** Problem **
Your reply should hold only the lines from the records below where "mais" occurs.

** Data provided **
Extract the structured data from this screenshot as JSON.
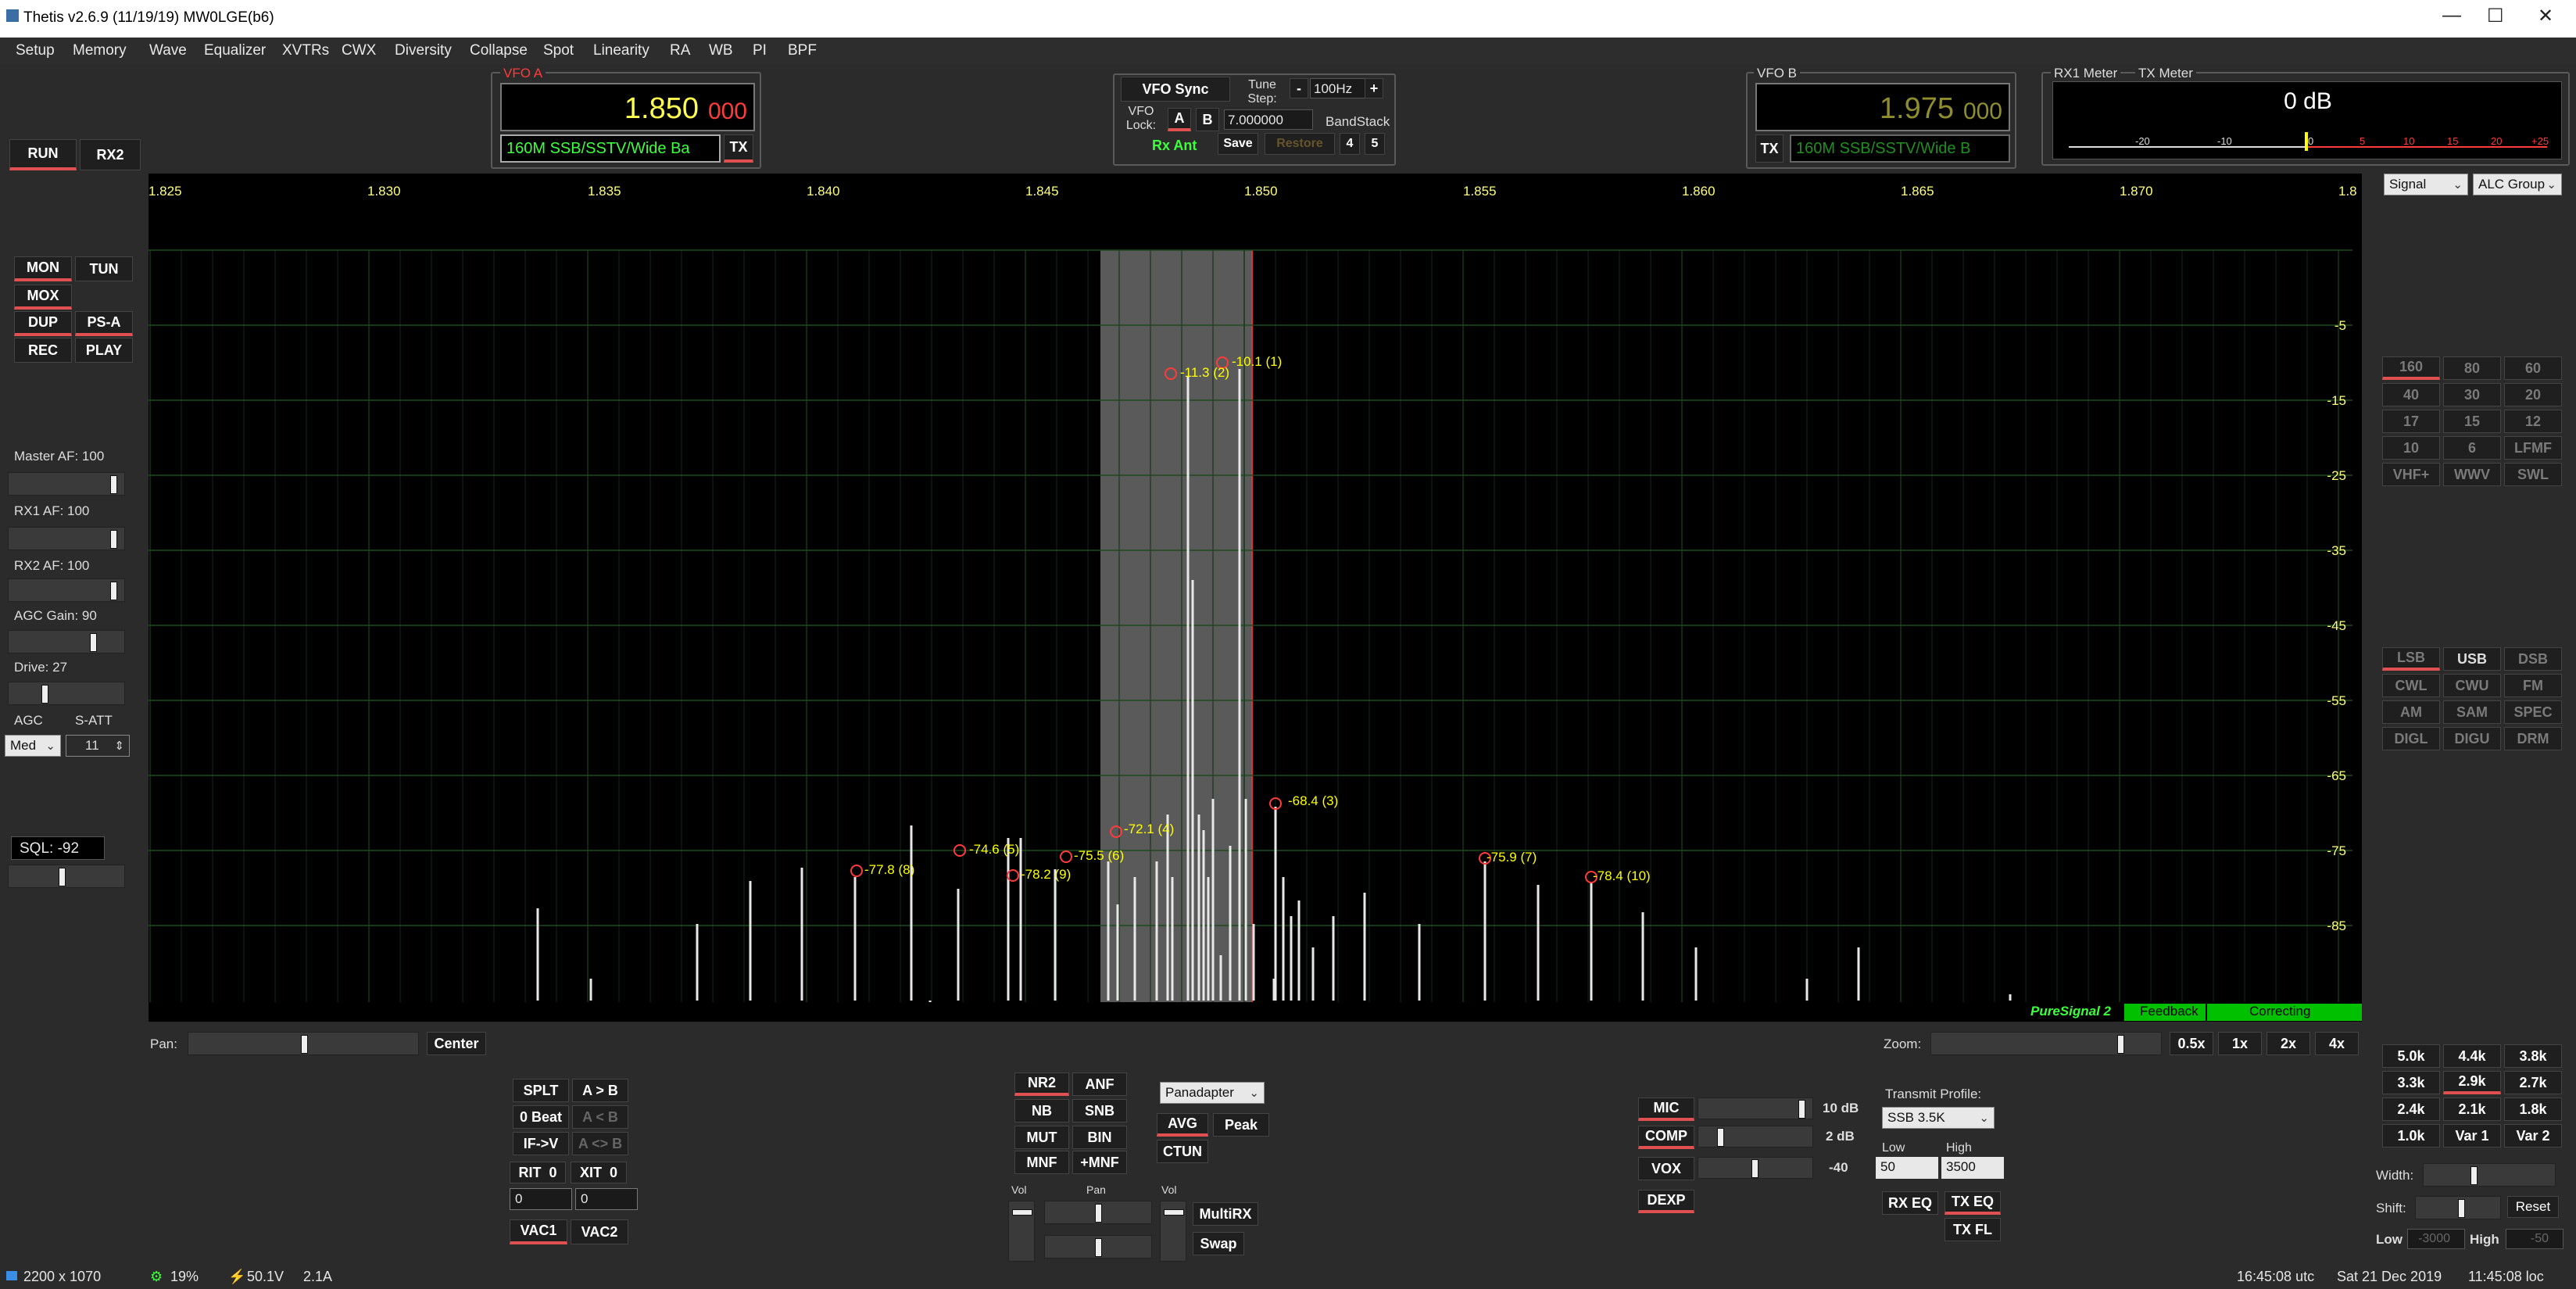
{
  "window": {
    "title": "Thetis v2.6.9 (11/19/19) MW0LGE(b6)",
    "controls": [
      "—",
      "☐",
      "✕"
    ]
  },
  "menu": [
    "Setup",
    "Memory",
    "Wave",
    "Equalizer",
    "XVTRs",
    "CWX",
    "Diversity",
    "Collapse",
    "Spot",
    "Linearity",
    "RA",
    "WB",
    "PI",
    "BPF"
  ],
  "left": {
    "run": "RUN",
    "rx2": "RX2",
    "mon": "MON",
    "tun": "TUN",
    "mox": "MOX",
    "dup": "DUP",
    "psa": "PS-A",
    "rec": "REC",
    "play": "PLAY",
    "master_af": "Master AF:  100",
    "rx1_af": "RX1 AF:  100",
    "rx2_af": "RX2 AF:  100",
    "agc_gain": "AGC Gain:  90",
    "drive": "Drive:  27",
    "agc": "AGC",
    "satt": "S-ATT",
    "agc_mode": "Med",
    "satt_value": "11",
    "sql": "SQL: -92"
  },
  "vfo_a": {
    "label": "VFO A",
    "freq_main": "1.850",
    "freq_sub": "000",
    "mode_text": "160M SSB/SSTV/Wide Ba",
    "tx": "TX"
  },
  "vfo_center": {
    "vfo_sync": "VFO Sync",
    "tune_step": "Tune Step:",
    "minus": "-",
    "plus": "+",
    "step_value": "100Hz",
    "vfo_lock": "VFO Lock:",
    "a": "A",
    "b": "B",
    "band_stack_value": "7.000000",
    "band_stack": "BandStack",
    "rx_ant": "Rx Ant",
    "save": "Save",
    "restore": "Restore",
    "n4": "4",
    "n5": "5"
  },
  "vfo_b": {
    "label": "VFO B",
    "freq_main": "1.975",
    "freq_sub": "000",
    "tx": "TX",
    "mode_text": "160M SSB/SSTV/Wide B"
  },
  "meter": {
    "rx1": "RX1 Meter",
    "tx": "TX Meter",
    "value": "0 dB",
    "scale": [
      "-20",
      "-10",
      "0",
      "5",
      "10",
      "15",
      "20",
      "+25"
    ],
    "signal_select": "Signal",
    "alc_select": "ALC Group"
  },
  "spectrum": {
    "freq_labels": [
      "1.825",
      "1.830",
      "1.835",
      "1.840",
      "1.845",
      "1.850",
      "1.855",
      "1.860",
      "1.865",
      "1.870",
      "1.8"
    ],
    "db_labels": [
      "-5",
      "-15",
      "-25",
      "-35",
      "-45",
      "-55",
      "-65",
      "-75",
      "-85"
    ],
    "peaks": [
      "-11.3 (2)",
      "-10.1 (1)",
      "-68.4 (3)",
      "-72.1 (4)",
      "-74.6 (5)",
      "-75.5 (6)",
      "-75.9 (7)",
      "-77.8 (8)",
      "-78.2 (9)",
      "-78.4 (10)"
    ],
    "ps_label": "PureSignal 2",
    "feedback": "Feedback",
    "correcting": "Correcting"
  },
  "bands": [
    "160",
    "80",
    "60",
    "40",
    "30",
    "20",
    "17",
    "15",
    "12",
    "10",
    "6",
    "LFMF",
    "VHF+",
    "WWV",
    "SWL"
  ],
  "modes": [
    "LSB",
    "USB",
    "DSB",
    "CWL",
    "CWU",
    "FM",
    "AM",
    "SAM",
    "SPEC",
    "DIGL",
    "DIGU",
    "DRM"
  ],
  "filters": [
    "5.0k",
    "4.4k",
    "3.8k",
    "3.3k",
    "2.9k",
    "2.7k",
    "2.4k",
    "2.1k",
    "1.8k",
    "1.0k",
    "Var 1",
    "Var 2"
  ],
  "filter_ctrl": {
    "width": "Width:",
    "shift": "Shift:",
    "reset": "Reset",
    "low": "Low",
    "low_val": "-3000",
    "high": "High",
    "high_val": "-50"
  },
  "pan_zoom": {
    "pan": "Pan:",
    "center": "Center",
    "zoom": "Zoom:",
    "z05": "0.5x",
    "z1": "1x",
    "z2": "2x",
    "z4": "4x"
  },
  "split": {
    "splt": "SPLT",
    "atob": "A > B",
    "zero_beat": "0 Beat",
    "btoa": "A < B",
    "ifv": "IF->V",
    "swap_ab": "A <> B",
    "rit": "RIT",
    "rit_v": "0",
    "xit": "XIT",
    "xit_v": "0",
    "rit_in": "0",
    "xit_in": "0",
    "vac1": "VAC1",
    "vac2": "VAC2"
  },
  "dsp": {
    "nr2": "NR2",
    "anf": "ANF",
    "nb": "NB",
    "snb": "SNB",
    "mut": "MUT",
    "bin": "BIN",
    "mnf": "MNF",
    "pmnf": "+MNF",
    "vol": "Vol",
    "pan": "Pan",
    "vol2": "Vol",
    "multirx": "MultiRX",
    "swap": "Swap"
  },
  "display": {
    "mode": "Panadapter",
    "avg": "AVG",
    "peak": "Peak",
    "ctun": "CTUN"
  },
  "tx": {
    "mic": "MIC",
    "mic_db": "10 dB",
    "comp": "COMP",
    "comp_db": "2 dB",
    "vox": "VOX",
    "vox_v": "-40",
    "dexp": "DEXP",
    "profile_label": "Transmit Profile:",
    "profile": "SSB 3.5K",
    "low": "Low",
    "high": "High",
    "low_v": "50",
    "high_v": "3500",
    "rx_eq": "RX EQ",
    "tx_eq": "TX EQ",
    "tx_fl": "TX FL"
  },
  "status": {
    "size": "2200 x 1070",
    "cpu": "19%",
    "volts": "50.1V",
    "amps": "2.1A",
    "utc": "16:45:08 utc",
    "date": "Sat 21 Dec 2019",
    "loc": "11:45:08 loc"
  }
}
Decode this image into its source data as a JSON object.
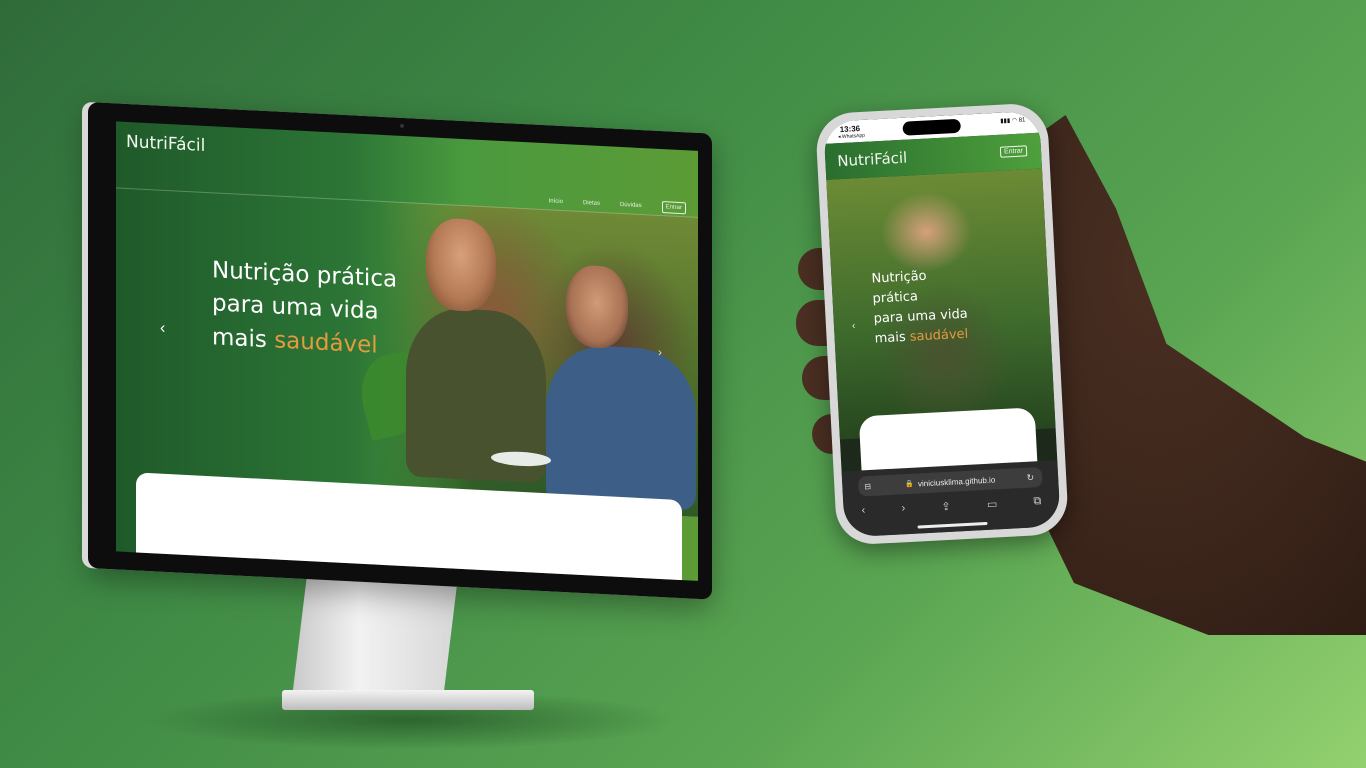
{
  "desktop": {
    "brand": "NutriFácil",
    "nav": [
      "Início",
      "Dietas",
      "Dúvidas"
    ],
    "enter_label": "Entrar",
    "hero": {
      "line1": "Nutrição prática",
      "line2": "para uma vida",
      "line3_prefix": "mais ",
      "line3_accent": "saudável"
    },
    "prev_icon": "chevron-left-icon",
    "next_icon": "chevron-right-icon"
  },
  "phone": {
    "status": {
      "time": "13:36",
      "back_app": "◂ WhatsApp",
      "icons": "▮▮▮ ◠ 81"
    },
    "brand": "NutriFácil",
    "enter_label": "Entrar",
    "hero": {
      "line1": "Nutrição",
      "line2": "prática",
      "line3": "para uma vida",
      "line4_prefix": "mais ",
      "line4_accent": "saudável"
    },
    "url": "viniciusklima.github.io"
  },
  "colors": {
    "accent": "#e59a3e",
    "brand_green": "#2c7536",
    "background": "#4a9448"
  }
}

** Finished exercise **
      "line3_prefix": "mais ",
      "line4_prefix": "mais ",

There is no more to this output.